Going Over The Top. . .

For the past two weeks, the French state has slowly but surely been evicting, clearing and levelling a large swathe of the Jungle camp, in turn creating a stretch of “no man’s land” between the highway to the port and the residents of the Jungle. Adding to the already bleak, militaristic landscape of razor wired fences, the permanent prescence of police and smog billowing from the surrounding factories; jungle residents now find themselves behind 10ft embankments of sand and rubble, reminiscent of World War I trench warfare.

no mans land

Yesterday, at approximately 13:00 there was an attempt at a “dougar”, or traffic jam at a number of points along the port bypass. A small number of trucks were stopped, but those involved were quickly dispersed with stun grenades, pepper spray and baton blows. Having restored traffic circulation, the police decided to exact its revenge on the general population of the camp – targeting a number of volunteer vans distributing clothes to a large group queuing up just beyond the bridge entrance. Huge amounts of tear gas was fired directly at this congregation of people creating mass panic and anger.

not so happy jungle

happyjunglegassed

What followed was a two hour barage of both CS and CR gas, as well as the use of rubber bullets and concussion grenades to clear the large groups of people that had gathered and were attempting (in some cases successfully) to cut through the fence.

people party

gasland

People fought back, and at one point a hail of stones rained down on a CRS van resulting in one policeman getting injured. Eventually, people were forced to retreat back across “no man’s land” and into the jungle due to the shear amount of gas and rubber bullets fired. With people clearly retreating, the police entered and pressed forward across “no man’s land” and onto the new embankment meters from La Vie Active’s replacement camp.

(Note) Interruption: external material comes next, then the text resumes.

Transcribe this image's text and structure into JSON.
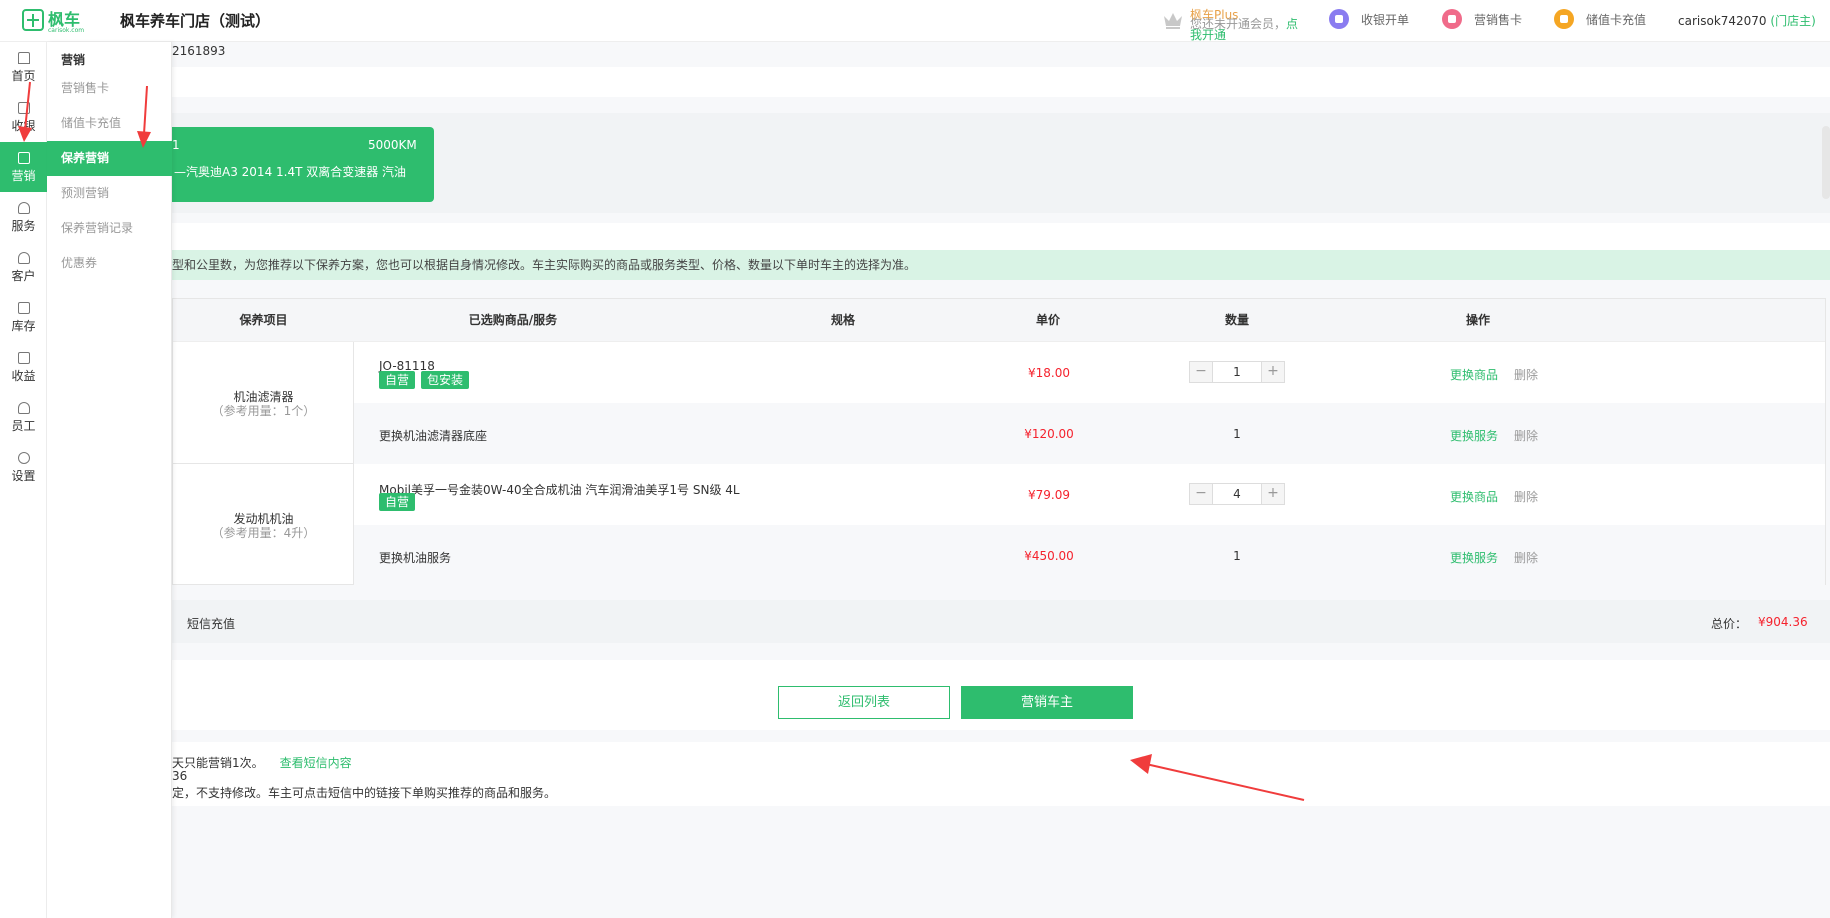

police forward

From this new vantage point the police indiscriminantely continued to fire into the camp. This position also enabled the police to fire tear gas deeper than previously possible into the jungle. This left very few places free of noxious gas – some people reported feeling the effects of the gas attack from as far as the Theatre Dome/family area (approximatley 200-300 meters away from the police’s main focus) and also on Chemin de Dunes. Also of note is the fact that the police adhered to their usual strategy of firing both rubber bullets and tear gas directly at people and from a very close proximity. Today, this resulted in one person’s hand being broken by a rubber bullet.

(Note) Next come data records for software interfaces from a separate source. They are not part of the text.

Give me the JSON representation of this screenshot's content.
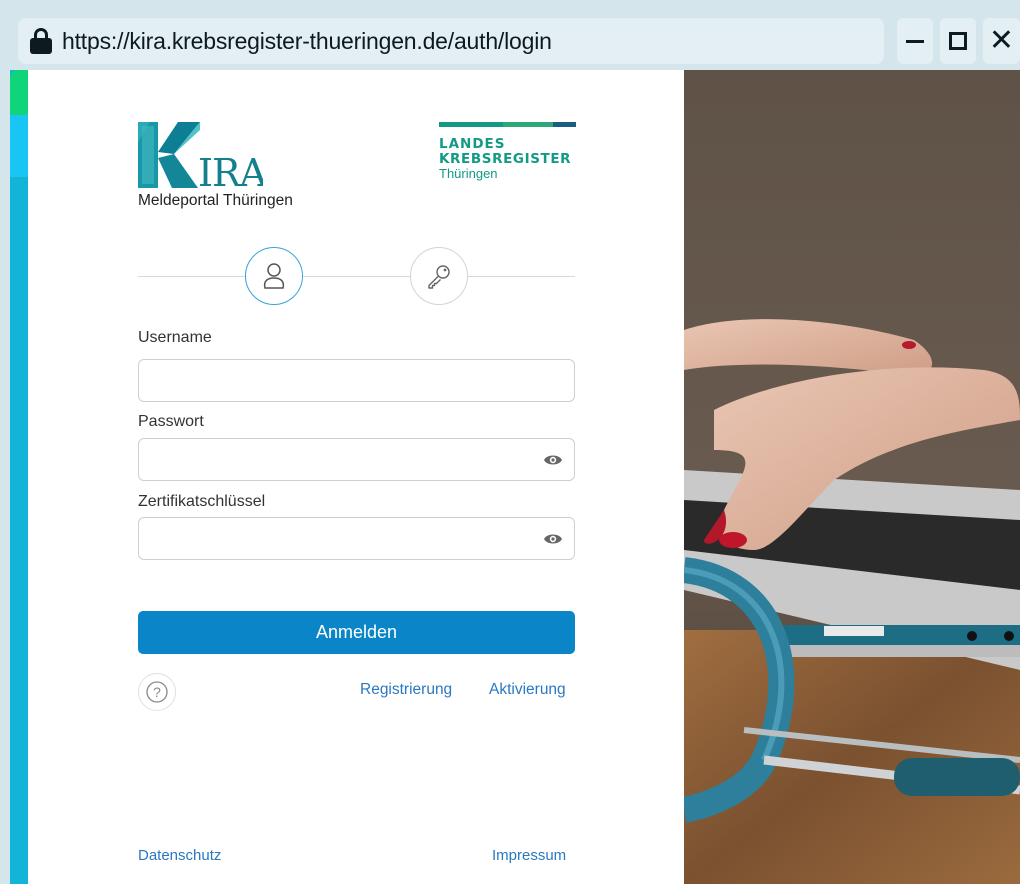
{
  "browser": {
    "url": "https://kira.krebsregister-thueringen.de/auth/login",
    "icons": {
      "lock": "lock-icon",
      "minimize": "minimize-icon",
      "maximize": "maximize-icon",
      "close": "close-icon"
    }
  },
  "branding": {
    "kira_logo_text": "KIRA",
    "portal_name": "Meldeportal Thüringen",
    "landes_line1": "LANDES",
    "landes_line2": "KREBSREGISTER",
    "landes_line3": "Thüringen"
  },
  "steps": [
    {
      "name": "user",
      "icon": "user-icon",
      "active": true
    },
    {
      "name": "key",
      "icon": "key-icon",
      "active": false
    }
  ],
  "form": {
    "username_label": "Username",
    "username_value": "",
    "password_label": "Passwort",
    "password_value": "",
    "cert_label": "Zertifikatschlüssel",
    "cert_value": "",
    "submit_label": "Anmelden"
  },
  "links": {
    "help_icon": "help-circle-icon",
    "register": "Registrierung",
    "activate": "Aktivierung",
    "privacy": "Datenschutz",
    "imprint": "Impressum"
  },
  "colors": {
    "accent": "#0a86c8",
    "link": "#2a78c2",
    "brand_green": "#139a86",
    "strip_cyan": "#12b5d8",
    "strip_green": "#10d47a"
  }
}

Fundamentally, the state hopes that the creation of this “no man’s land” will enable the police to better monitor those in the camp and reduce incursions onto the port bypass highway. This new space makes the people of the Calais Jungle yet more vulnerable, exposed and liable to be attacked indiscriminately by the police in acts of collective punishment via mass chemical weapons attacks. However, yesterdays events show that this has not dampened people’s spirits and many are still determined to fight and further undermine the French State’s repressive border regime. The British and French governments have already invested millions in sophisticated and barbaric technologies of control. Yet the people still try and the people still cross. These strategies of deterrent have never stopped people before and they will not now. They only cause meaningless suffering, waste,  death and fat profits for security corporations.